Whether used in conjunction with the NJSEA property or alone, the Town assumed all the burdens of proving a “reasonable probability” case dependent upon satisfaction of the four tests for highest and best use, i.e., that the use was 1) legally permissible, 2) physically possible, 3) financially feasible, and 4) maximally productive.  As the opinion makes plain, this was going be a difficult proposition to prove.

The trial court found no evidence of a single sale of a public landfill to a private entity, and also found no reason to assume a hypothetical buyer would be permitted to concurrently use the separate parcels.    The trial court also found that a landfill could not be operated solely on the Kearny portion as that would require too many significant alterations.  The court accepted NJSEA’s appraiser’s testimony that the property was best suited for passive recreation.

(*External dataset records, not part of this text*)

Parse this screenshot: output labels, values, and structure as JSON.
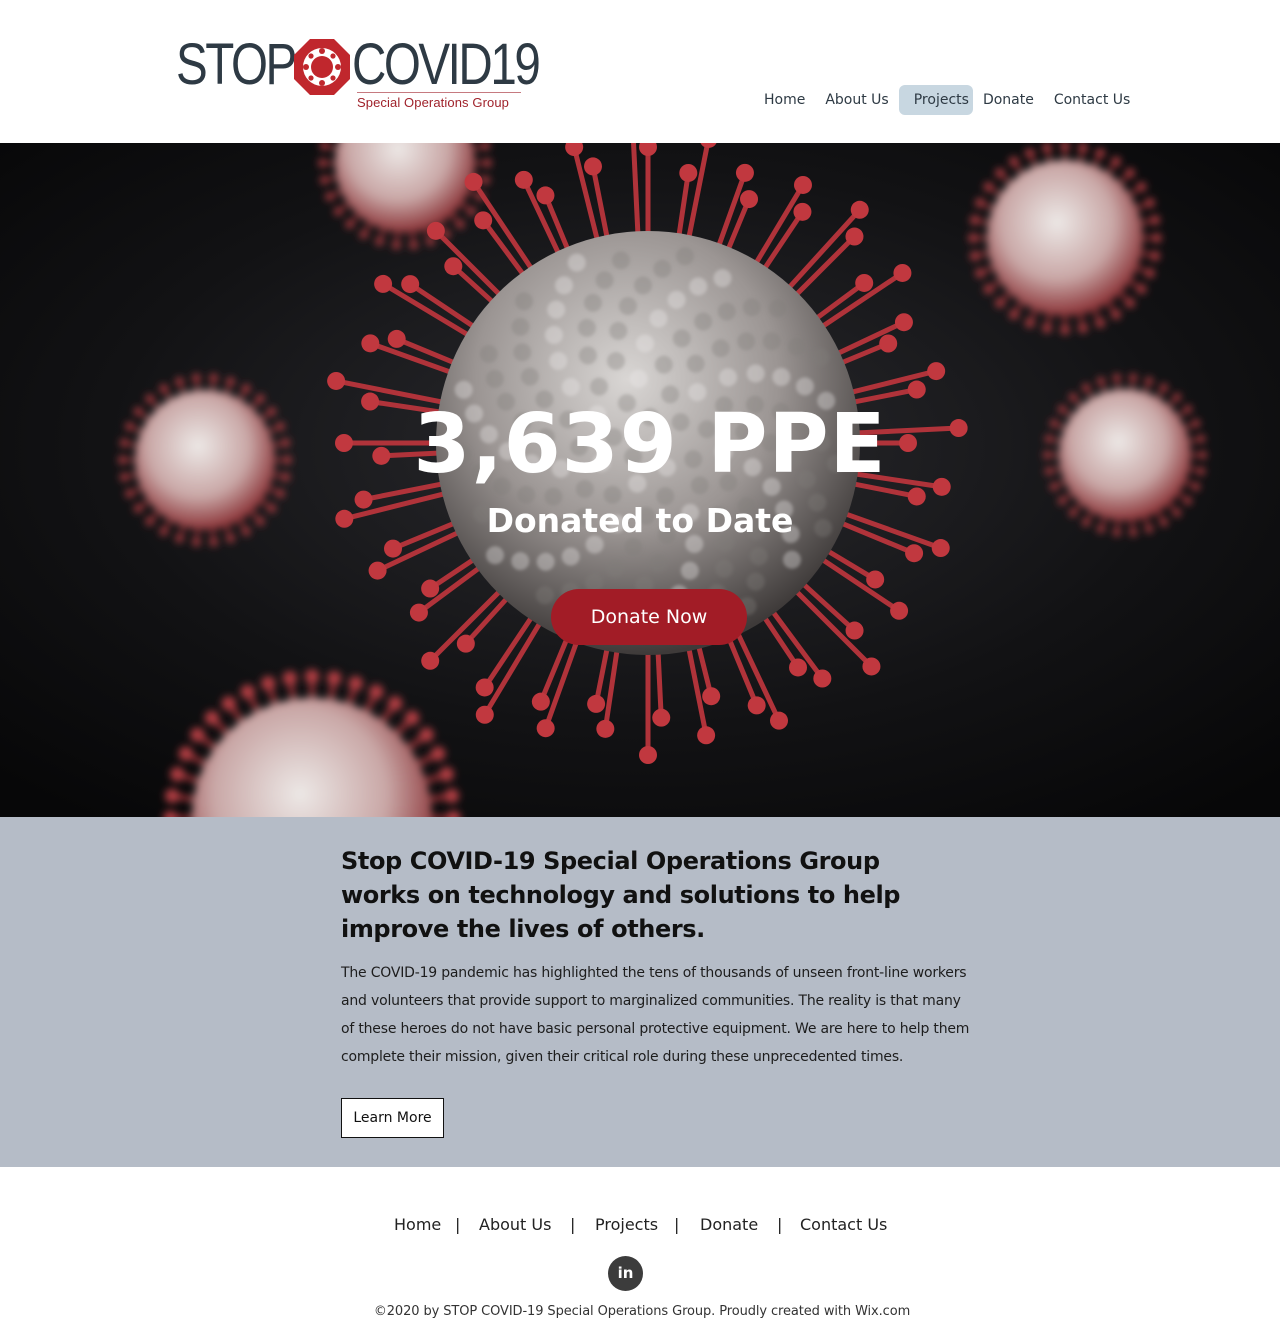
{
  "header": {
    "logo": {
      "word_stop": "STOP",
      "word_covid": "COVID19",
      "tagline": "Special Operations Group"
    },
    "nav": [
      {
        "label": "Home"
      },
      {
        "label": "About Us"
      },
      {
        "label": "Projects",
        "active": true
      },
      {
        "label": "Donate"
      },
      {
        "label": "Contact Us"
      }
    ]
  },
  "hero": {
    "count": "3,639 PPE",
    "subtitle": "Donated to Date",
    "donate_button": "Donate Now",
    "button_color": "#a21c26"
  },
  "about": {
    "title": "Stop COVID-19 Special Operations Group works on technology and solutions to help improve the lives of others.",
    "body": "The COVID-19 pandemic has highlighted the tens of thousands of unseen front-line workers and volunteers that provide support to marginalized communities. The reality is that many of these heroes do not have basic personal protective equipment. We are here to help them complete their mission, given their critical role during these unprecedented times.",
    "learn_more": "Learn More",
    "background": "#b5bcc7"
  },
  "footer": {
    "nav": [
      {
        "label": "Home"
      },
      {
        "label": "About Us"
      },
      {
        "label": "Projects"
      },
      {
        "label": "Donate"
      },
      {
        "label": "Contact Us"
      }
    ],
    "separator": "|",
    "social": {
      "icon": "linkedin-icon",
      "glyph": "in"
    },
    "copyright": "©2020 by STOP COVID-19 Special Operations Group. Proudly created with Wix.com"
  },
  "colors": {
    "brand_dark": "#2e3a44",
    "brand_red": "#a0222b",
    "nav_active": "#c8d7e1"
  }
}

On appeal, the appellate tribunal recognized that trial court fact findings will not be disturbed unless the court is convinced that those findings and conclusions are so manifestly unsupported by or inconsistent with the competent, relevant and reasonably credible evidence as to offend the interests of justice.  The appellate court affirmed the trial court’s judgment.

This opinion speaks to the difficulties presented in valuation of a special purpose properties and the legal and factual hurdles confronting the proponent of a use requiring a demonstration of the reasonable probability of overcoming those hurdles (here, permits, approvals, assemblage, financial feasibility and physical constraints). While this type of valuation can be submitted and proven, care must be exercised by the appraiser in assuring that the appraisal report is not premised on speculation, or a net opinion.  Another lesson is that, once upon a time, Kearny anticipated a cost-free clean-up of its landfill property, creation of parks and recreation for the benefit of its residents on a remediated landfill.  The town rejected efforts to extend the life of the landfill intended to defray the costs of remediation, and ended up with a check for $1.818 million but lost of control of the site to NJSEA.  The opinion does not discuss what liability, if any, NJSEA sought or will seek to impose upon Kearny for the cost of environmental remediation of the property.